between one of my earlier experiments with patterns from the 70s. So I started
looking into textiles and have been able to apply some of what I’ve learnt into pasta
What artists and creatives do you look up to, both historical and present?
I look up to Benja Harney of Paperform, for his inventiveness, skills and style. I also
admire the designs of Beci Orpin and Alice Oehr.
What books, movies, shows, or music are making you excited these days?
Definitely live music, or what to expect of it in 2022. I love heavy metal but missed
out on both Iron Maiden and Metallica’s concerts during the pandemic, so I look
forward to their return to touring, hopefully in the near future. I will also be going to as
many live concerts as I possibly can.
What is a piece of advice that you have carried with you and who is it
from? Do you have a personal motto?
“Making art makes art” is a piece of advice from my mentor at University, which I
have carried with me throughout my professional career. It’s a reminder that while it’s
important to dream up new ideas in my head, I need to physically interact with my
materials, cutting, moulding, mixing, joining and shaping them. For instance, with
pasta, it’s through various experimentations with superfoods that I discovered new
colour mixtures; colours that I wouldn’t be able to see just by thinking about them.
How do your surroundings influence your work?
My partner is a valuator and my closest friends are scientists. They’ve taught me
how to approach both art making and problem solving methodically. For instance,
when I was writing my book, I had a bit of struggles with Dahlia. So I dissected a real
flower to examine the layers and how each petals were joint. It was this scientific
approach that allowed me to create my perfect dahlia at the time.
What is a typical day like for you?
I have a day job in research infrastructure, so I have my 9-5 like most people. Before
I start work each day, I would spend about an hour sketching up new pasta making
ideas in my diary. I only get to make stuff on Sundays. On those days, I wake up at
5:30am, jump into my water rower, shower then breakfast with a piece of cake and
Vietnamese coffee. After loading myself up with sugar, I would go right into preparing
pasta dough, which usually takes me through to lunch. Then the rest of the day is
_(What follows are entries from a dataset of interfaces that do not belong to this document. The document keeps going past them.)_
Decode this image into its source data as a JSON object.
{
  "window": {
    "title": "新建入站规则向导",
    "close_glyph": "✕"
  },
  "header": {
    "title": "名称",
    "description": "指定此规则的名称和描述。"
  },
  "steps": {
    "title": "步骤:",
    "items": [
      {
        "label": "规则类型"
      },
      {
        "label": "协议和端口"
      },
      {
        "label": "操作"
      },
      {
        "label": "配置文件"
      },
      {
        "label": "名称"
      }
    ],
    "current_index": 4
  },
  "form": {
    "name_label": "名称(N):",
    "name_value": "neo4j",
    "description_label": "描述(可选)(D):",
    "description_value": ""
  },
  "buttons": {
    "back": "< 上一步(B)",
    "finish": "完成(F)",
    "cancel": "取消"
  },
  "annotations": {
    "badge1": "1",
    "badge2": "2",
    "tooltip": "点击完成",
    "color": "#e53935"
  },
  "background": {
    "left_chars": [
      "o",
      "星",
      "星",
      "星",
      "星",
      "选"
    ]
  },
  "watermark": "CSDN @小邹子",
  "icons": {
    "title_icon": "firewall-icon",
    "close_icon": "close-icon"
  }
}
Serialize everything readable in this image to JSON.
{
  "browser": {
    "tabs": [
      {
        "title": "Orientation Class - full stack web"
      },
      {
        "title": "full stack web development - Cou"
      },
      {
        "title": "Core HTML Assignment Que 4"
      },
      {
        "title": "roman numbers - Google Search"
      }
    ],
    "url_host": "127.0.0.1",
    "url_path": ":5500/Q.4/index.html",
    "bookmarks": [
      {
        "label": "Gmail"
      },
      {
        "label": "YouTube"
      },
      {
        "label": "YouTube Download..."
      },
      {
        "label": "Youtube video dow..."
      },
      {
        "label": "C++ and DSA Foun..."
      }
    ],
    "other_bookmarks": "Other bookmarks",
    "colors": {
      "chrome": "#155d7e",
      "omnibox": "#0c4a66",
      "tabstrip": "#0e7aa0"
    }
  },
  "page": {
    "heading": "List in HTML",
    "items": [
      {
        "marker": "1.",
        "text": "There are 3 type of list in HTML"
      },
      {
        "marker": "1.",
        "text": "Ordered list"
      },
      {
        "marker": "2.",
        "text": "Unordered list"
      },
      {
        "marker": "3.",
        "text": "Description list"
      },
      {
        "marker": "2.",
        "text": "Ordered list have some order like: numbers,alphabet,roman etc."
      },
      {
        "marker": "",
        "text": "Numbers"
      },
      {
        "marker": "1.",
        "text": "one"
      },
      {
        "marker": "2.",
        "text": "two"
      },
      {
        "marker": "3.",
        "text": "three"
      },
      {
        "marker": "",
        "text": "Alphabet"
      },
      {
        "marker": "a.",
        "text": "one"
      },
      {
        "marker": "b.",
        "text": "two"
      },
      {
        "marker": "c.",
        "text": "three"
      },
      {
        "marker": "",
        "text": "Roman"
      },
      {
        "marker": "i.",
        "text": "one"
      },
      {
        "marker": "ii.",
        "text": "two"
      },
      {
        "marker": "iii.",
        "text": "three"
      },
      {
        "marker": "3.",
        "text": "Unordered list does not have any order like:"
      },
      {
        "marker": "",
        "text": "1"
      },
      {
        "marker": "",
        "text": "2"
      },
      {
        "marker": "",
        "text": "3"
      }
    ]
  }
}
just playing with colours and patterns. I try to finish cleaning up by 6pm, so I can
spend the rest of Sunday with my partner.
Do you have a secret talent? What is one skill that you are working on?
I haven’t discovered my secret talent yet. The one skill that I’m working on is speed.
As my pasta designs are consisted of multiple layers, which dry out very quickly
when exposed to the air. If I don’t work fast enough, the whole design would dry out
and all the time and materials would be wasted. I’m okay with wasting time but feel
quite guilty when I have to dispose of pasta dough. So my goal is to practice and
practice until I work faster than the speed of my pasta drying.
Nobody likes to talk about it, but can you share any advice regarding financing
Be on top of your expenses. When I was running my flower making business, I kept
an Excel spreadsheet for everything, so I knew how much I had spent, how much I
needed to put aside for tax, how much to reinvest in the business and how much I
could put away for that dream holiday etc. Knowing my expenses kept me out of
debt, and allowed me to price my work correctly.
Is there anything more you would like to “become?”
I just want to learn to take it easy and stop being stressed out about the little things.
What is your long-term goal? or What do you hope to accomplish within the
next 10 years?
I don’t have a 10 year plan for my creative life, I only take things as they come.